Watching the Coronation with the neighbours in the dark

edits this blog. Twitter: @chblm

David Dimbleby's TV Guide to the Galaxy (1988)

The Coronation was famously the catalyst for many television sales in 1953. Those early adopters, as we would call them today, found themselves not just the envy of their friends but often hosts to their friends too - as neighbours assumed a TV was for the entertainment of the whole street.

I came across the phenomenon back in 1988 (a mere 35 years after the Coronation) for a programme I made to explore the coming multichannel television revolution. There was already what seemed like an absurd number of channels to pick from in the US, thanks to cable, and in Japan, thanks to satellite. Many other European countries had multichannel TV and Britain was predicted to be next.

The senior citizens we interviewed in Acton (above) remembered their first encounters with television, and bemoaned its effect on family life. Before television, the whole family would assemble for what the ex-dustman speaking above called ‘a good old ding dong’. Those days were gone.  

Early viewing was at least communal, even if people were sitting in the dark together. My interviewees were already looking back nostalgically to those days. There had been a transition from communal viewing to the age of multiple sets with different members of the family watching on their own in separate rooms.

We interviewed the US media commentator Neil Postman who also complained about the trend towards solitary viewing. “Culture …is a group experience,” he says, whereas television is “a privatising event.”

Does all this sound familiar? In the past few years there’s been a further shift. Today, every individual’s media world is different. Nobody sees exactly what anyone else sees online. Even sitting in front of a television set, a viewer is less and less likely to be watching a live transmission.

The commercial imperative is to atomise the audience - offering individuals exactly what they want to see and providing advertisers with precisely the demographic they want to reach. It’s a capability that the internet turns out to be almost perfectly designed to deliver.

But those ‘water-cooler moments’ (or, let’s be British, ‘tea-break moments’) are still possible. Watching the Olympic Games opening ceremony was all the more powerful for knowing it was happening live and that you were part of an audience of millions.

We’ll never get back to the television of the 1950s when transmission on the BBC (the only channel) started at eight o’clock and usually consisted of about four programmes.

If the price of today’s almost unlimited choice is a degree of bamboozlement, it’s probably worth paying - if that means we can all pursue our own interests.

No behaviour, social or technological, that was possible in the ‘good old days’ is impossible now.
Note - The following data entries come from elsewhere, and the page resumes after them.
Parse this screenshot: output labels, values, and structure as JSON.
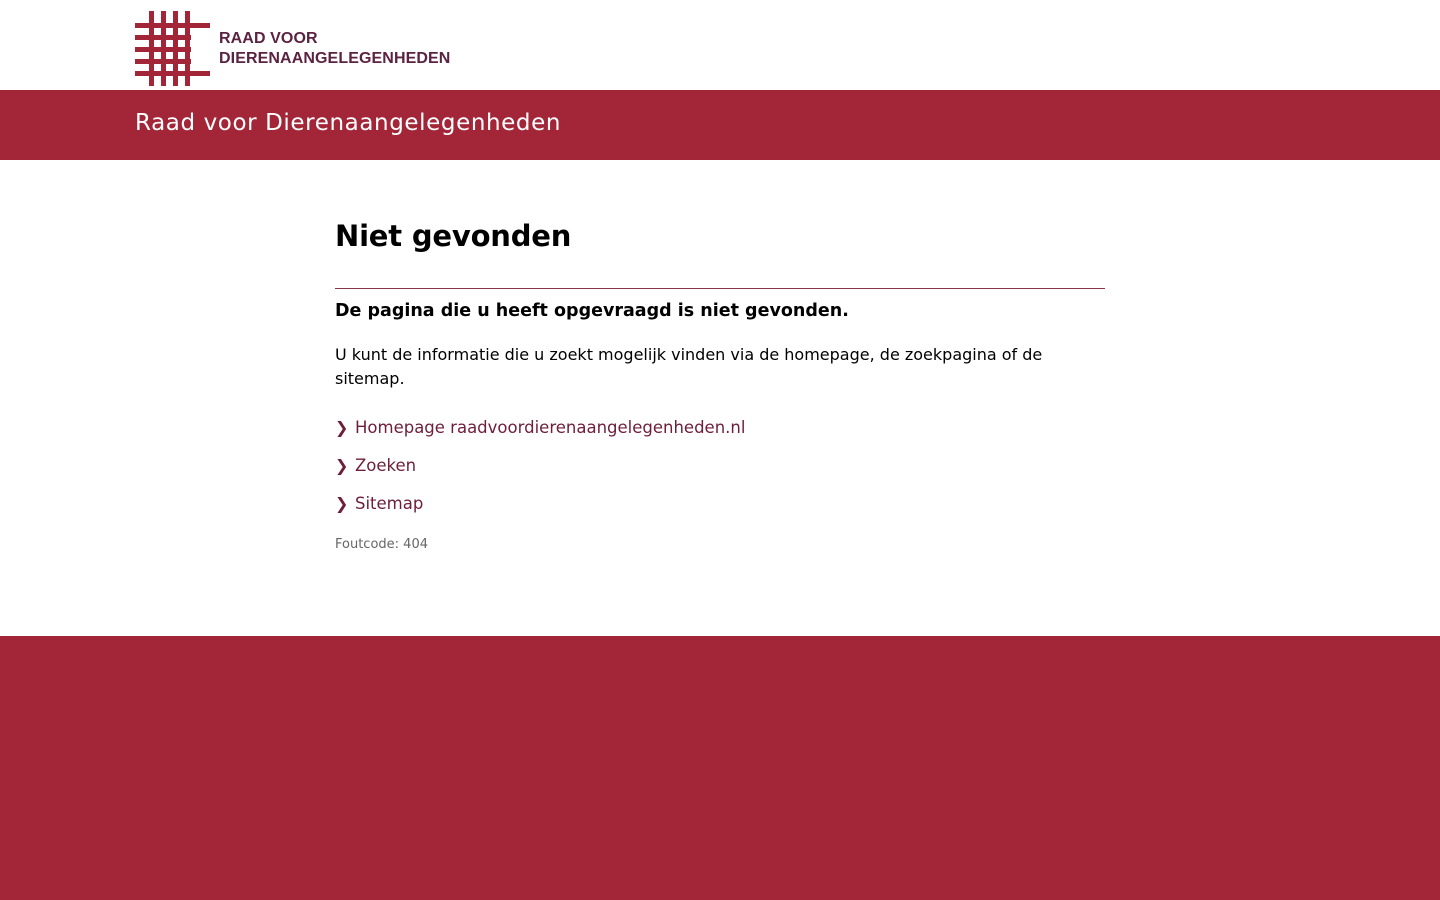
{
  "header": {
    "logo_line1": "RAAD VOOR",
    "logo_line2": "DIERENAANGELEGENHEDEN",
    "logo_icon": "grid-hash-logo-icon",
    "bar_title": "Raad voor Dierenaangelegenheden"
  },
  "main": {
    "title": "Niet gevonden",
    "lead": "De pagina die u heeft opgevraagd is niet gevonden.",
    "body": "U kunt de informatie die u zoekt mogelijk vinden via de homepage, de zoekpagina of de sitemap.",
    "links": [
      {
        "label": "Homepage raadvoordierenaangelegenheden.nl",
        "icon": "chevron-right-icon"
      },
      {
        "label": "Zoeken",
        "icon": "chevron-right-icon"
      },
      {
        "label": "Sitemap",
        "icon": "chevron-right-icon"
      }
    ],
    "error_code": "Foutcode: 404"
  },
  "colors": {
    "brand_red": "#a32638",
    "link_color": "#6e1e38",
    "logo_text": "#5b2242",
    "muted_text": "#666666"
  }
}
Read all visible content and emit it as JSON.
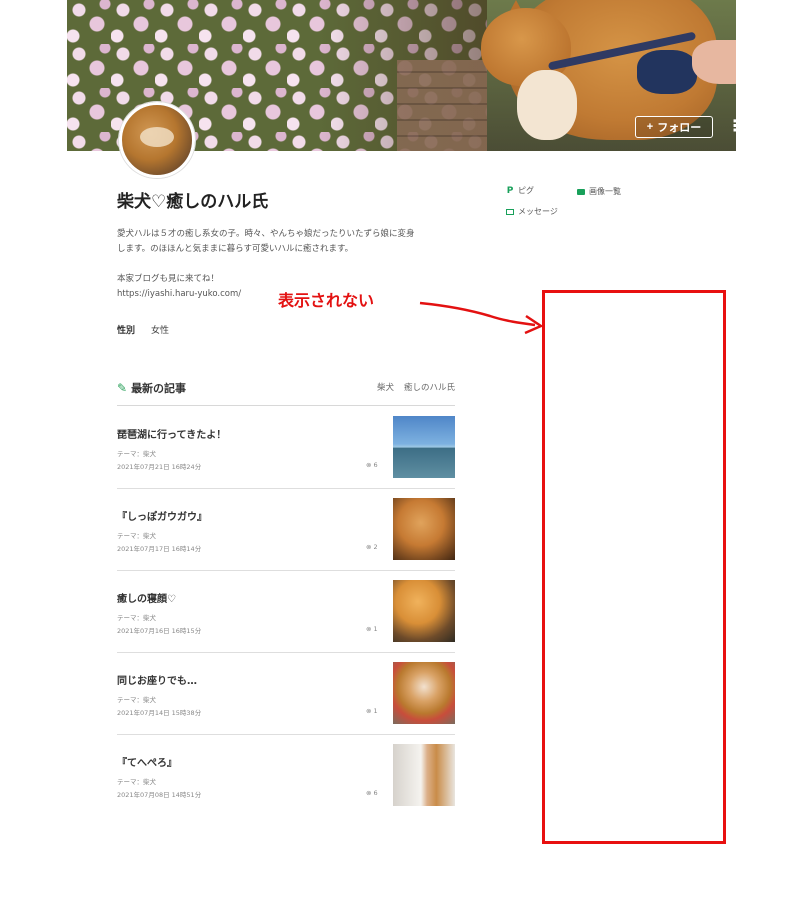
{
  "profile": {
    "title": "柴犬♡癒しのハル氏",
    "desc_lines": [
      "愛犬ハルは５才の癒し系女の子。時々、やんちゃ娘だったりいたずら娘に変身",
      "します。のほほんと気ままに暮らす可愛いハルに癒されます。",
      "本家ブログも見に来てね！",
      "https://iyashi.haru-yuko.com/"
    ],
    "gender_label": "性別",
    "gender_value": "女性"
  },
  "header": {
    "follow_label": "フォロー",
    "follow_plus": "+",
    "more_label": "⋮"
  },
  "sidebar": {
    "pigg": "ピグ",
    "images": "画像一覧",
    "message": "メッセージ"
  },
  "annotation": {
    "text": "表示されない",
    "color": "#e81010"
  },
  "posts": {
    "title": "最新の記事",
    "tags": [
      "柴犬",
      "癒しのハル氏"
    ],
    "items": [
      {
        "title": "琵琶湖に行ってきたよ！",
        "theme": "テーマ：柴犬",
        "date": "2021年07月21日 16時24分",
        "likes": "6",
        "thumb": "sea"
      },
      {
        "title": "『しっぽガウガウ』",
        "theme": "テーマ：柴犬",
        "date": "2021年07月17日 16時14分",
        "likes": "2",
        "thumb": "dog1"
      },
      {
        "title": "癒しの寝顔♡",
        "theme": "テーマ：柴犬",
        "date": "2021年07月16日 16時15分",
        "likes": "1",
        "thumb": "dog2"
      },
      {
        "title": "同じお座りでも…",
        "theme": "テーマ：柴犬",
        "date": "2021年07月14日 15時38分",
        "likes": "1",
        "thumb": "dog3"
      },
      {
        "title": "『てへぺろ』",
        "theme": "テーマ：柴犬",
        "date": "2021年07月08日 14時51分",
        "likes": "6",
        "thumb": "dog4"
      }
    ]
  },
  "colors": {
    "accent_green": "#18a05a",
    "annotation_red": "#e81010"
  }
}
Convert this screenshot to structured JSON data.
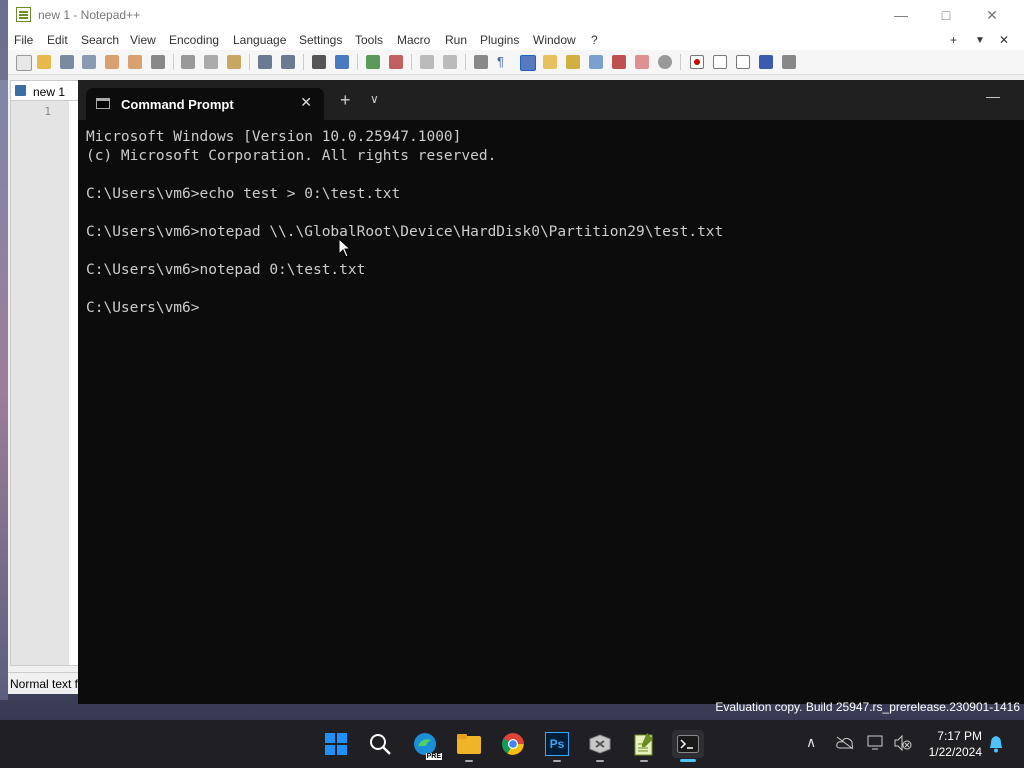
{
  "notepad": {
    "title": "new 1 - Notepad++",
    "menu": [
      "File",
      "Edit",
      "Search",
      "View",
      "Encoding",
      "Language",
      "Settings",
      "Tools",
      "Macro",
      "Run",
      "Plugins",
      "Window",
      "?"
    ],
    "tab_label": "new 1",
    "line_number": "1",
    "status": "Normal text f",
    "menu_right": [
      "+",
      "▼",
      "✕"
    ]
  },
  "terminal": {
    "tab_title": "Command Prompt",
    "lines": [
      "Microsoft Windows [Version 10.0.25947.1000]",
      "(c) Microsoft Corporation. All rights reserved.",
      "",
      "C:\\Users\\vm6>echo test > 0:\\test.txt",
      "",
      "C:\\Users\\vm6>notepad \\\\.\\GlobalRoot\\Device\\HardDisk0\\Partition29\\test.txt",
      "",
      "C:\\Users\\vm6>notepad 0:\\test.txt",
      "",
      "C:\\Users\\vm6>"
    ]
  },
  "watermark": "Evaluation copy. Build 25947.rs_prerelease.230901-1416",
  "taskbar": {
    "time": "7:17 PM",
    "date": "1/22/2024",
    "apps": [
      "start-icon",
      "search-icon",
      "edge-icon",
      "file-explorer-icon",
      "chrome-icon",
      "photoshop-icon",
      "app-icon",
      "notepadpp-icon",
      "terminal-icon"
    ],
    "ps_label": "Ps",
    "pre_label": "PRE"
  }
}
So, if you fancy an evening’s television with your friends with the curtains closed, why not invite them? Isn’t that what Facebook is for?


David Dimbleby’s TV Guide to the Galaxy was first shown on BBC One in November 1988.

The People’s Coronation with David Dimbleby was shown on 3 June 2013.